However, statistics do not reveal the emotional pain of divorce, which is
always particularly devastating for children. Michael Reagan, the son of
Ronald Reagan and Jane Wyman, wrote of his parents’ divorce:
“Divorce is where two adults take everything that matters to a
child – the child’s home, family, security, and sense of being
and protected – and they smash it all up, leave it in ruins on the
floor, then walk out and leave the child to clean up the mess.”
Ironically, his father, as Governor of California, signed
America’s first No Fault Divorce Law four decades ago. It swept the country
in the early 1970's. Divorces had already doubled in the 1960s but soared
after No Fault from 639,000 in 1969 to 1,036,000 by 1975. Before Reagan
signed the law, to get a divorce one spouse had to prove the other was
guilty of a major “fault” such as adultery or physical abuse. If there was
no alleged fault and both wanted the divorce, one might accuse the other of
adultery while the spouse remained silent, This collusion was denounced by
feminists and attorneys. “No Fault” was considered a reform because no fault
had to be alleged to get a divorce. One person simply asserted the marriage
had “irreconcilable differences” and always got it.
However, divorce is opposed in four out of five cases by the other spouse.
What was entered into by two people voluntarily is being terminated by one
spouse acting unilaterally. No Fault Divorce actually violates the
Constitution. The 5th and 14th Amendments guarantee
that “no person be deprived of life, liberty or property without due process
of law.” How can there be “due process” if the spouse who wants to save the
marriage always loses? That’s unjust.
system is fairer in Britain and France. If one spouse wants a No Fault
Divorce, and it is opposed by a mate, the couple must live apart five years
in Britain or six years in France. That time allows for much

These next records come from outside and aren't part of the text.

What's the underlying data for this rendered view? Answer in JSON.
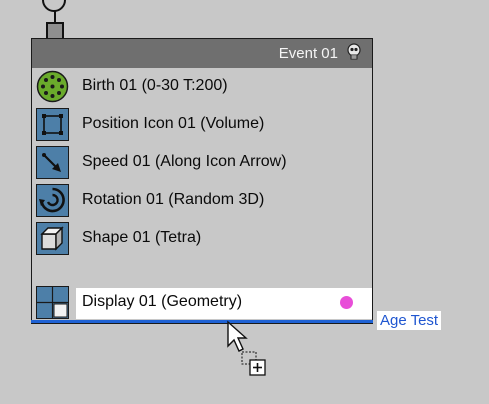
{
  "event": {
    "title": "Event 01"
  },
  "operators": [
    {
      "label": "Birth 01 (0-30 T:200)",
      "icon": "birth-icon"
    },
    {
      "label": "Position Icon 01 (Volume)",
      "icon": "position-icon"
    },
    {
      "label": "Speed 01 (Along Icon Arrow)",
      "icon": "speed-icon"
    },
    {
      "label": "Rotation 01 (Random 3D)",
      "icon": "rotation-icon"
    },
    {
      "label": "Shape 01 (Tetra)",
      "icon": "shape-icon"
    },
    {
      "label": "Display 01 (Geometry)",
      "icon": "display-icon"
    }
  ],
  "drag_target_label": "Age Test",
  "colors": {
    "background": "#c8c8c8",
    "header": "#6f6f6f",
    "operator_icon": "#4d7fa8",
    "birth_icon": "#6aaa2b",
    "display_dot": "#e84ed8",
    "drop_indicator": "#1f62d4",
    "drag_label_text": "#1f56d0"
  }
}
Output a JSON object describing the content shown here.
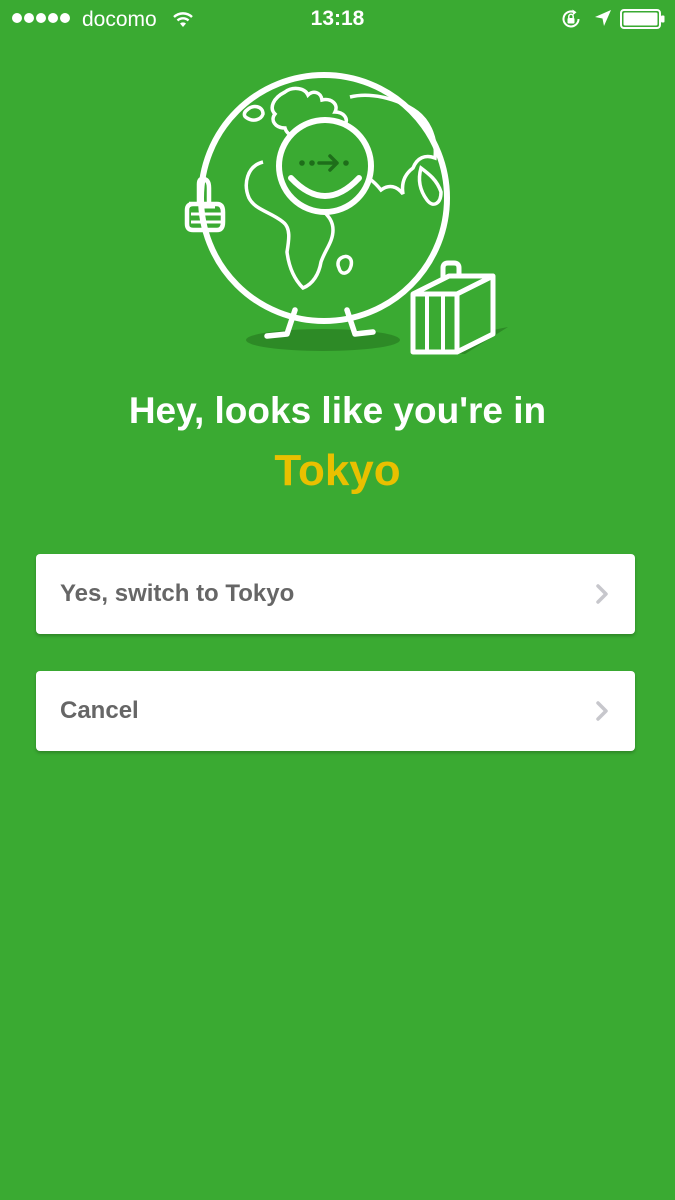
{
  "status_bar": {
    "carrier": "docomo",
    "time": "13:18",
    "signal_bars_filled": 5,
    "battery_level": 1.0,
    "icons": [
      "signal-dots-icon",
      "wifi-icon",
      "rotation-lock-icon",
      "location-arrow-icon",
      "battery-icon"
    ]
  },
  "illustration": {
    "description_icons": [
      "globe-mascot-icon",
      "thumbs-up-icon",
      "suitcase-icon"
    ]
  },
  "prompt": {
    "headline": "Hey, looks like you're in",
    "city": "Tokyo"
  },
  "options": [
    {
      "label": "Yes, switch to Tokyo",
      "icon": "chevron-right-icon"
    },
    {
      "label": "Cancel",
      "icon": "chevron-right-icon"
    }
  ],
  "colors": {
    "background": "#3aaa32",
    "city_text": "#e9c000",
    "button_text": "#666666",
    "button_background": "#ffffff",
    "chevron": "#c7c7cc"
  }
}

reconciliation. However, 32 states have no waiting period, offering
no time for reconsideration. No wonder our divorce rate is three times
There are economic consequences to these divorces. On average each
divorce involves one child, which makes that family eligible for welfare,
Medicaid, food stamps and a plethora of subsidies. The Heritage Foundation
estimates that each divorce costs taxpayers $20,000, or $20 billion a year
with a million divorces annually. Each of the 1.7 million unwed births cost
another $20,000 each or $34 billion.
states are facing yawning budget deficits for the fourth year in a row.
State budget gaps total $112 billion for fiscal year 2012. Why? The
recession is one reason. However, America’s
high divorce rate and the failure of millions to marry are the driving force
behind soaring state and federal deficits.
An anti-marriage bias lies behind these trends. State law – such as
No Fault Divorce - promotes divorce. A “Parental Divorce Reduction Act,”
being considered by 13 states, would require a year’s waiting period before
any divorce becomes final. Also, couples would be required to take
pre-filing classes to learn the impact of divorce on both children and
adults. And they must attend marriage education classes to learn how to
resolve conflict amicably. That’s a double strategy to reduce divorce.
Similarly, state laws discourage marriage. States assume that an
unmarried mother is a single parent needing big subsidies. However, in more
than half the cases, she is cohabiting with the father, and benefits from
his income as if she were married. In effect, the state is subsidizing
couples to cohabit, rather than encouraging them to marry. And if a
cohabiting couple marries, they lose most subsidies. No wonder the marriage
rate has plunged 31% in only 19 years.
It’s time for state government to promote and preserve marriage – not
divorce and cohabitation